Plastic needles are usually the most cost-effective option, especially when purchasing interchangeable sets that offer a range of sizes and cable lengths. Additionally, the warmth they retain makes them more comfortable to use in colder environments, where metal needles might feel too cold to the touch.
Disadvantages of Plastic Knitting Needles
However, plastic knitting needles do come with their set of drawbacks. Under high tension, these needles may bend or even break, posing a challenge for knitters who have a tighter grip or use heavier yarns.
The quality of the finish on plastic needles can be inconsistent; lower-priced options might have a rougher surface that can catch and snag yarn, disrupting the knitting rhythm. Furthermore, plastic’s propensity to accumulate static electricity means these needles can attract dust, hair, and other small particles, which can be a nuisance during the knitting process.

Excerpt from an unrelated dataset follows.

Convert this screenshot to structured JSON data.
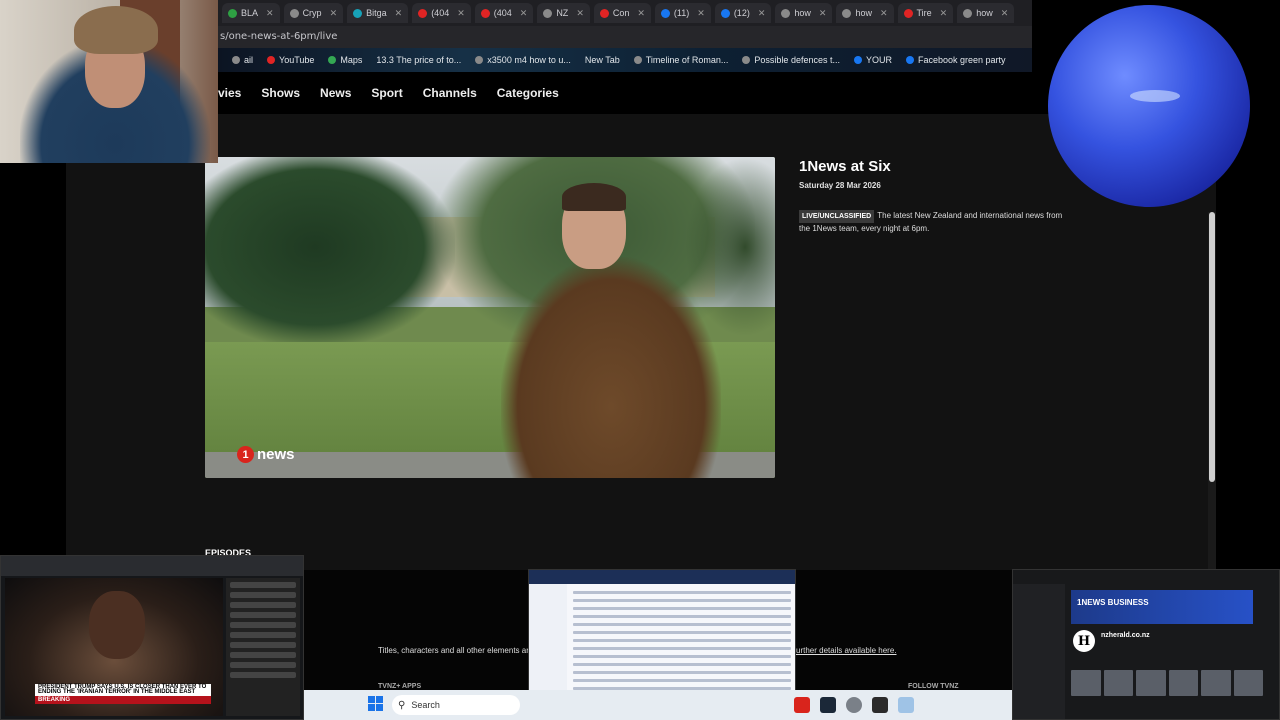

For Which Projects Are Plastic Knitting Needles Best?
When considering the best projects for plastic knitting needles, their attributes make them particularly suited for large, voluminous projects such as afghans, rugs, or bulky sweaters. The light weight of these needles eases the handling of heavy knitted pieces, reducing the risk of hand fatigue. This makes them a practical choice for projects that require extensive periods of knitting and where the overall weight of the material could become cumbersome with heavier needle types.
In terms of yarn compatibility, plastic knitting needles exhibit a versatile performance across a wide range of yarn types. They are especially advantageous when working with heavy or bulky yarns, where their light weight and flexibility can help manage the yarn’s bulk and texture more comfortably. The slight texture of plastic needles also provides a moderate grip on the yarn, offering a balance between the slickness of metal and the grip of wood needles, making them a flexible option for various knitting projects and preferences.
Final Thoughts on Selecting the Right Knitting Needles for Each Project
Each material offers distinct advantages and challenges, affecting your knitting speed, stitch definition, and overall comfort. It’s essential to consider not just the project at hand and the yarn you’re using but also your personal knitting style when selecting your tools. Whether you prefer the swift efficiency of metal needles, the warm comfort of wood, or the lightweight versatility of plastic, experimenting with different types of needles can vastly enrich your knitting experience.
By doing so, you’re not just building a versatile toolkit but also honing your skills and preferences as a knitter. Ultimately, the right needle for the job is the one that feels best in your hands and meets the needs of your current project, enabling you to knit more efficiently and enjoyably.